[[ SUPPLIED MATERIAL open ]]

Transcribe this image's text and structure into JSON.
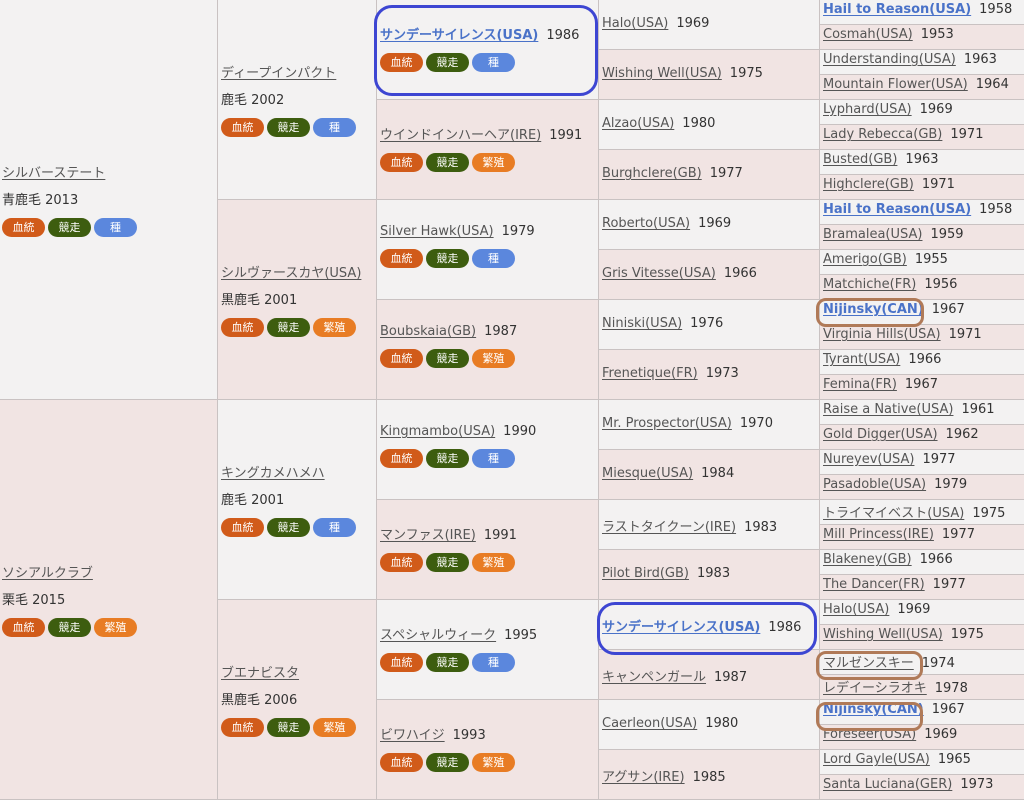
{
  "badge_labels": {
    "blood": "血統",
    "race": "競走",
    "sire": "種",
    "dam": "繁殖"
  },
  "gen1": [
    {
      "name": "シルバーステート",
      "detail": "青鹿毛 2013",
      "badges": [
        "blood",
        "race",
        "sire"
      ]
    },
    {
      "name": "ソシアルクラブ",
      "detail": "栗毛 2015",
      "badges": [
        "blood",
        "race",
        "dam"
      ]
    }
  ],
  "gen2": [
    {
      "name": "ディープインパクト",
      "detail": "鹿毛 2002",
      "badges": [
        "blood",
        "race",
        "sire"
      ]
    },
    {
      "name": "シルヴァースカヤ(USA)",
      "detail": "黒鹿毛 2001",
      "badges": [
        "blood",
        "race",
        "dam"
      ]
    },
    {
      "name": "キングカメハメハ",
      "detail": "鹿毛 2001",
      "badges": [
        "blood",
        "race",
        "sire"
      ]
    },
    {
      "name": "ブエナビスタ",
      "detail": "黒鹿毛 2006",
      "badges": [
        "blood",
        "race",
        "dam"
      ]
    }
  ],
  "gen3": [
    {
      "name": "サンデーサイレンス(USA)",
      "year": "1986",
      "badges": [
        "blood",
        "race",
        "sire"
      ],
      "hl": true
    },
    {
      "name": "ウインドインハーヘア(IRE)",
      "year": "1991",
      "badges": [
        "blood",
        "race",
        "dam"
      ]
    },
    {
      "name": "Silver Hawk(USA)",
      "year": "1979",
      "badges": [
        "blood",
        "race",
        "sire"
      ]
    },
    {
      "name": "Boubskaia(GB)",
      "year": "1987",
      "badges": [
        "blood",
        "race",
        "dam"
      ]
    },
    {
      "name": "Kingmambo(USA)",
      "year": "1990",
      "badges": [
        "blood",
        "race",
        "sire"
      ]
    },
    {
      "name": "マンファス(IRE)",
      "year": "1991",
      "badges": [
        "blood",
        "race",
        "dam"
      ]
    },
    {
      "name": "スペシャルウィーク",
      "year": "1995",
      "badges": [
        "blood",
        "race",
        "sire"
      ]
    },
    {
      "name": "ビワハイジ",
      "year": "1993",
      "badges": [
        "blood",
        "race",
        "dam"
      ]
    }
  ],
  "gen4": [
    {
      "name": "Halo(USA)",
      "year": "1969"
    },
    {
      "name": "Wishing Well(USA)",
      "year": "1975"
    },
    {
      "name": "Alzao(USA)",
      "year": "1980"
    },
    {
      "name": "Burghclere(GB)",
      "year": "1977"
    },
    {
      "name": "Roberto(USA)",
      "year": "1969"
    },
    {
      "name": "Gris Vitesse(USA)",
      "year": "1966"
    },
    {
      "name": "Niniski(USA)",
      "year": "1976"
    },
    {
      "name": "Frenetique(FR)",
      "year": "1973"
    },
    {
      "name": "Mr. Prospector(USA)",
      "year": "1970"
    },
    {
      "name": "Miesque(USA)",
      "year": "1984"
    },
    {
      "name": "ラストタイクーン(IRE)",
      "year": "1983"
    },
    {
      "name": "Pilot Bird(GB)",
      "year": "1983"
    },
    {
      "name": "サンデーサイレンス(USA)",
      "year": "1986",
      "hl": true
    },
    {
      "name": "キャンペンガール",
      "year": "1987"
    },
    {
      "name": "Caerleon(USA)",
      "year": "1980"
    },
    {
      "name": "アグサン(IRE)",
      "year": "1985"
    }
  ],
  "gen5": [
    {
      "name": "Hail to Reason(USA)",
      "year": "1958",
      "hl": true
    },
    {
      "name": "Cosmah(USA)",
      "year": "1953"
    },
    {
      "name": "Understanding(USA)",
      "year": "1963"
    },
    {
      "name": "Mountain Flower(USA)",
      "year": "1964"
    },
    {
      "name": "Lyphard(USA)",
      "year": "1969"
    },
    {
      "name": "Lady Rebecca(GB)",
      "year": "1971"
    },
    {
      "name": "Busted(GB)",
      "year": "1963"
    },
    {
      "name": "Highclere(GB)",
      "year": "1971"
    },
    {
      "name": "Hail to Reason(USA)",
      "year": "1958",
      "hl": true
    },
    {
      "name": "Bramalea(USA)",
      "year": "1959"
    },
    {
      "name": "Amerigo(GB)",
      "year": "1955"
    },
    {
      "name": "Matchiche(FR)",
      "year": "1956"
    },
    {
      "name": "Nijinsky(CAN)",
      "year": "1967",
      "hl": true
    },
    {
      "name": "Virginia Hills(USA)",
      "year": "1971"
    },
    {
      "name": "Tyrant(USA)",
      "year": "1966"
    },
    {
      "name": "Femina(FR)",
      "year": "1967"
    },
    {
      "name": "Raise a Native(USA)",
      "year": "1961"
    },
    {
      "name": "Gold Digger(USA)",
      "year": "1962"
    },
    {
      "name": "Nureyev(USA)",
      "year": "1977"
    },
    {
      "name": "Pasadoble(USA)",
      "year": "1979"
    },
    {
      "name": "トライマイベスト(USA)",
      "year": "1975"
    },
    {
      "name": "Mill Princess(IRE)",
      "year": "1977"
    },
    {
      "name": "Blakeney(GB)",
      "year": "1966"
    },
    {
      "name": "The Dancer(FR)",
      "year": "1977"
    },
    {
      "name": "Halo(USA)",
      "year": "1969"
    },
    {
      "name": "Wishing Well(USA)",
      "year": "1975"
    },
    {
      "name": "マルゼンスキー",
      "year": "1974"
    },
    {
      "name": "レデイーシラオキ",
      "year": "1978"
    },
    {
      "name": "Nijinsky(CAN)",
      "year": "1967",
      "hl": true
    },
    {
      "name": "Foreseer(USA)",
      "year": "1969"
    },
    {
      "name": "Lord Gayle(USA)",
      "year": "1965"
    },
    {
      "name": "Santa Luciana(GER)",
      "year": "1973"
    }
  ]
}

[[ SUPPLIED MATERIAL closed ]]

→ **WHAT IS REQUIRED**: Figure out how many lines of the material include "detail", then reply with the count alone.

→ **RESPONSE TO THE EXERCISE**: 6